While some Tweetfest participants cited Facebook as their go-to social media channel...
Yes absolutely, but it's all the more reason to advocate for complete transparency within patient Facebook groups. Moderators must ensure that the group members understand exactly WHY questions are being posed and HOW their responses will be used.#WhyWeDoResearch— MESM (@MESMGlobal) May 16, 2018
...others turn to Twitter as a resource of health information and support.
I'm not so keen on the Facebook support groups. I find them a bit depressing and that everyone moans. I think limiting the characters on Twitter helps restrict the moan element. My personal opinion. I know a lot of people find these groups helpful. #whywedoresearch— Rheumatoid Patient (@rheumpatient) May 14, 2018
We are fans of social media, of course, but the chat also uncovered some unintended consequences of social media content.
A2: I find when I see posts by arthritis charities of people with arthritis running to raise money for them, it makes me feel like I am then expected to be able to run as well. So it's a bit negative for me in that respect. #WhyWeDoResearch— Rheumatoid Patient (@rheumpatient) May 14, 2018
3. The #WhyWeDoResearch Campaign: A fantastic way to bring people from across the clinical
research community together to share ideas and discuss potential ways to improve clinical

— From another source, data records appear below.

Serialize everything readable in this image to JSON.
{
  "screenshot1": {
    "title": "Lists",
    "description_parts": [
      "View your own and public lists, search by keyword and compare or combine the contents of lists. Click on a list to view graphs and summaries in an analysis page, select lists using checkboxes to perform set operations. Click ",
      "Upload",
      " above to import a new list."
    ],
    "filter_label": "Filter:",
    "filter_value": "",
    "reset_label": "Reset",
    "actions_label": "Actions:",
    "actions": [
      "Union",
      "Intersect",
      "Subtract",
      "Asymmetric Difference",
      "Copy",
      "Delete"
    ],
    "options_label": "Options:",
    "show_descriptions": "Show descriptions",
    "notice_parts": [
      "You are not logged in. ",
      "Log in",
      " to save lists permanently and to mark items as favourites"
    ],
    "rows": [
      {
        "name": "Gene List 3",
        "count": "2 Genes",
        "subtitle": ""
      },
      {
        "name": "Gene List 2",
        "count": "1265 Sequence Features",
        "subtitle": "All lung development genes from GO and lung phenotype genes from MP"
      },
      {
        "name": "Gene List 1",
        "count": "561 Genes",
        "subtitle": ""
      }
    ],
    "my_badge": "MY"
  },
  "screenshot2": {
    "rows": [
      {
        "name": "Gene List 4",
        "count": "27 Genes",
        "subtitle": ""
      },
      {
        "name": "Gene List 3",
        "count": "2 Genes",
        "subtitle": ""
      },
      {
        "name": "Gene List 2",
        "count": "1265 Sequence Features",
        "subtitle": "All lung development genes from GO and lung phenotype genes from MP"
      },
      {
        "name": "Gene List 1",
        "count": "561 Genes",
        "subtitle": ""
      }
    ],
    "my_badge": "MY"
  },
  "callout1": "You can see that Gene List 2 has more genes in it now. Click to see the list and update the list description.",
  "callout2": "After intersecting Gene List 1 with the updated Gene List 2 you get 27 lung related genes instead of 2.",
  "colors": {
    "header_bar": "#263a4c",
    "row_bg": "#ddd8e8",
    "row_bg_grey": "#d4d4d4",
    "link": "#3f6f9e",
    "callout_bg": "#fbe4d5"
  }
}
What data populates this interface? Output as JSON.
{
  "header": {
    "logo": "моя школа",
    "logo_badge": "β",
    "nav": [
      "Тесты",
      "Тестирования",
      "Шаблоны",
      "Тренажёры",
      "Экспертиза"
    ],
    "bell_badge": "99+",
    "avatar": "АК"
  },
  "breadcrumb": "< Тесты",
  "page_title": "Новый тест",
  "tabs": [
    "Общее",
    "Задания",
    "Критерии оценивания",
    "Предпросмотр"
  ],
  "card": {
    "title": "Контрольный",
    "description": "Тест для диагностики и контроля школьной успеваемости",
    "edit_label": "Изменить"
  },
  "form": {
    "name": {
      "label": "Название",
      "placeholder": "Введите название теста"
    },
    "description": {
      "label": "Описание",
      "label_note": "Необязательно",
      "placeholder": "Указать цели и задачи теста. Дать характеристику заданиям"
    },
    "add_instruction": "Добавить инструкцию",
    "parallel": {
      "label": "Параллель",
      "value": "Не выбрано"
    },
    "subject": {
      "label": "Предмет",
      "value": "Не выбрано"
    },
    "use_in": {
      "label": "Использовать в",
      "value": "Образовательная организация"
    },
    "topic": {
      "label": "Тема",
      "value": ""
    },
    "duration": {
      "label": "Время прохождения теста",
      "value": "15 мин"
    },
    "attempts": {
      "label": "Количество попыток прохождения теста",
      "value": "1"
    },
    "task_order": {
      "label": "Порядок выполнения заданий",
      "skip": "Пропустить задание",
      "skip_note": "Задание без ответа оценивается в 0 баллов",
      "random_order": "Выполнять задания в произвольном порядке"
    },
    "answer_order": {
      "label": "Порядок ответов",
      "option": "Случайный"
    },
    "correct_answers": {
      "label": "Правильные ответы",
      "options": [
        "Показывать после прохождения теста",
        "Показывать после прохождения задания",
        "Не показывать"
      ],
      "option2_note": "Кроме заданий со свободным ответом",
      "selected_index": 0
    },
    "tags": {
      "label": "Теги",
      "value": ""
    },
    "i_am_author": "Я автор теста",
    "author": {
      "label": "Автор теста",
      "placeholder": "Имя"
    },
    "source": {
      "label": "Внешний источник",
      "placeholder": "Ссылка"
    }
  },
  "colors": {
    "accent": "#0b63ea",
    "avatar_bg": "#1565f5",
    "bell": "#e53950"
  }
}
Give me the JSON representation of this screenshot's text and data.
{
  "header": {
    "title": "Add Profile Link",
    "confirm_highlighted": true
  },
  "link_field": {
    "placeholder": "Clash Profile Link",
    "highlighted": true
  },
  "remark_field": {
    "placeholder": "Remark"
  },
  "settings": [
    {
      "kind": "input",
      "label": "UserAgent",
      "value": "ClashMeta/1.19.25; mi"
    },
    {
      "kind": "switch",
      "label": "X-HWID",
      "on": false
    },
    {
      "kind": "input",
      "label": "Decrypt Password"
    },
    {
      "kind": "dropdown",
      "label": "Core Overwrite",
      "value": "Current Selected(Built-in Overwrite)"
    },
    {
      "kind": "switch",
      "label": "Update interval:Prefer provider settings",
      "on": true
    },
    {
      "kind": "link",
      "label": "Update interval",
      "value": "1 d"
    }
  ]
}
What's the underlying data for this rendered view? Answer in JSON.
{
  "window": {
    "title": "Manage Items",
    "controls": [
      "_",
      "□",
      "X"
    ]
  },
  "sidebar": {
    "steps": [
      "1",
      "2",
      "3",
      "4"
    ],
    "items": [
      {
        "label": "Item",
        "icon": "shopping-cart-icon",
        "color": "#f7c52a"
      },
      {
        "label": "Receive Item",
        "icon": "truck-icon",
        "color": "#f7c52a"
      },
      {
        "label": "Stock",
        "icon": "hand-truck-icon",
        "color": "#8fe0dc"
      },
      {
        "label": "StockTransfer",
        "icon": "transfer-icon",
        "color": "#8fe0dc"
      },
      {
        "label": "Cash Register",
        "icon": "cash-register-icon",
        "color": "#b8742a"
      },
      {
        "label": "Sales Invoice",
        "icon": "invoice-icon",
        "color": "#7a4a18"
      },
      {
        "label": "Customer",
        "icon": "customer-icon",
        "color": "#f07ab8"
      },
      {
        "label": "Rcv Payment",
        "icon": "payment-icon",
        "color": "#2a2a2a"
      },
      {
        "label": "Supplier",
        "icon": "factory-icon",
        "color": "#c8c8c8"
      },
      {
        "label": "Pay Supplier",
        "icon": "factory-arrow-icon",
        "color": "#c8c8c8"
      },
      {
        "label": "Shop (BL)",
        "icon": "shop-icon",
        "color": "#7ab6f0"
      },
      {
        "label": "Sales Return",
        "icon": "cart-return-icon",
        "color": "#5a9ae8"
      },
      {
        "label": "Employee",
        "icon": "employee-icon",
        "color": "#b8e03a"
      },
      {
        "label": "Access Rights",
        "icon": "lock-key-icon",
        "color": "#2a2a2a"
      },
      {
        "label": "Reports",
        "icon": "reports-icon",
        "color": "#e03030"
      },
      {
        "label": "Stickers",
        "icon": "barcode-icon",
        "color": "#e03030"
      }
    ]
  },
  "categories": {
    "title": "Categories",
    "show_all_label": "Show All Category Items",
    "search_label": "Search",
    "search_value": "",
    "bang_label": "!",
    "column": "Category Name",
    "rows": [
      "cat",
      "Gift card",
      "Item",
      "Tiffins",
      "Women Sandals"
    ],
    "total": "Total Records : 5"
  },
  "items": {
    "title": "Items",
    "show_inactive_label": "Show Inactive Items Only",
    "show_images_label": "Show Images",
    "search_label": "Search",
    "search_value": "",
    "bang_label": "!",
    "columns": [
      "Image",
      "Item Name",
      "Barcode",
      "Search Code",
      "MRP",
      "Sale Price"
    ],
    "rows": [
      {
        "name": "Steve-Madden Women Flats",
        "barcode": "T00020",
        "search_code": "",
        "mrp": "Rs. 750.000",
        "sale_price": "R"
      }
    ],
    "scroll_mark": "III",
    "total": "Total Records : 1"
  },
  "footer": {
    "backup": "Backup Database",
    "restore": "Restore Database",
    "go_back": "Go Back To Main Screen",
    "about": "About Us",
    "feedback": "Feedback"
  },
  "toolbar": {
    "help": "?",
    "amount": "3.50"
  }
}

One of the chats during this year's Tweetfest focused on the #WhyWeDoResearch event itself. During the chat participants shared their feedback on Tweetfest—what they liked, potential improvements, and, best of all, appreciation for one another. Here are a few highlights:
The #WhyWeDoResearch tweetfest has been amazing! Creates a real sense of research community that can connect, collaborate and share experiences - thank you to @smithhazelann for organising and to all those who are members of the #WhyWeDoResearch family for supporting! https://t.co/kT4xzOKUd1— Victoria Shepherd (@VickyLShepherd) May 18, 2018
This was our third year participating in tweetfest, and as always, we found the experience valuable, inspiring and fun. This year's topics were so great—we wanted to join them all! #whywedoresearch— Lilly Trials (@LillyTrials) May 18, 2018
Thank you to Hazel for hosting a wonderful Tweetfest event, and to each and every participant. We are always thankful for the opportunity to hear your insights and perspective on clinical research.